When local residents feel the planning process for building wind turbines is fair and open, their perceptions of the often-controversial energy source remain steady or improve with time, according to a University of Michigan study.
Nearly half of Michigan's largest local governments feel they have little staff capacity for land use planning and zoning, according to a survey from University of Michigan researchers.
A statewide survey of local officials shows a majority are very confident in their jurisdiction's ability to administer accurate elections. However, those in Michigan's largest cities and townships — which hold nearly half the population — were more likely to report having experienced election-related problems recently.
Many local government leaders across Michigan aren't content with their jurisdiction's relationship with state government, according to a new survey by University of Michigan researchers.
The number of Americans who believe there is evidence of global warming rose to 63 percent after a memorable winter that included record cold and snow in the Northeast and historic warmth and drought in the West, according to a University of Michigan survey.
Despite recent attempts in many state legislatures to repeal or weaken renewable-energy requirements, a University of Michigan poll finds that a majority of Americans — of every race, income and education level, and religious and political affiliation — support such mandates.
A majority of local officials in Michigan think their peers are mostly ethical, although just less than half would say the same about state legislators.

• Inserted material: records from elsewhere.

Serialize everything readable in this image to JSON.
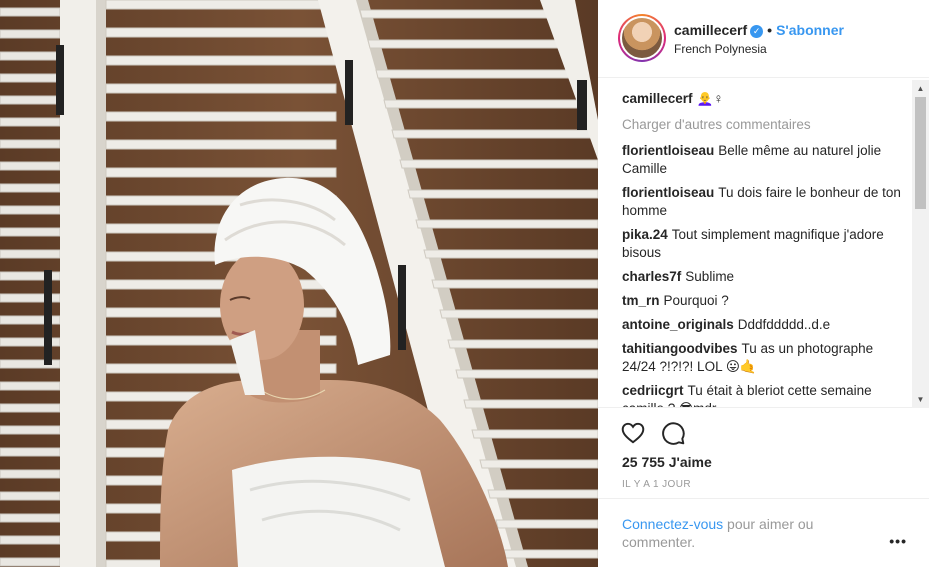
{
  "post": {
    "username": "camillecerf",
    "follow_label": "S'abonner",
    "location": "French Polynesia",
    "caption_emoji": "👩‍🦲♀"
  },
  "comments_section": {
    "load_more_label": "Charger d'autres commentaires",
    "items": [
      {
        "user": "florientloiseau",
        "text": "Belle même au naturel jolie Camille"
      },
      {
        "user": "florientloiseau",
        "text": "Tu dois faire le bonheur de ton homme"
      },
      {
        "user": "pika.24",
        "text": "Tout simplement magnifique j'adore bisous"
      },
      {
        "user": "charles7f",
        "text": "Sublime"
      },
      {
        "user": "tm_rn",
        "text": "Pourquoi ?"
      },
      {
        "user": "antoine_originals",
        "text": "Dddfddddd..d.e"
      },
      {
        "user": "tahitiangoodvibes",
        "text": "Tu as un photographe 24/24 ?!?!?! LOL 😛🤙"
      },
      {
        "user": "cedriicgrt",
        "text": "Tu était à bleriot cette semaine camille ? 😎mdr"
      }
    ]
  },
  "actions": {
    "like_icon": "heart-icon",
    "comment_icon": "comment-icon"
  },
  "stats": {
    "likes_label": "25 755 J'aime",
    "time_label": "IL Y A 1 JOUR"
  },
  "login_prompt": {
    "link_label": "Connectez-vous",
    "rest_label": " pour aimer ou commenter.",
    "more_label": "•••"
  },
  "colors": {
    "accent": "#3897f0",
    "muted": "#999999",
    "text": "#262626"
  }
}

Fracking is limited in Michigan with an estimated 6 percent of the state’s local jurisdictions reporting existing fracking operations or some kind of activity to expand them, but the topic generates significantly more debate, a U-M survey finds.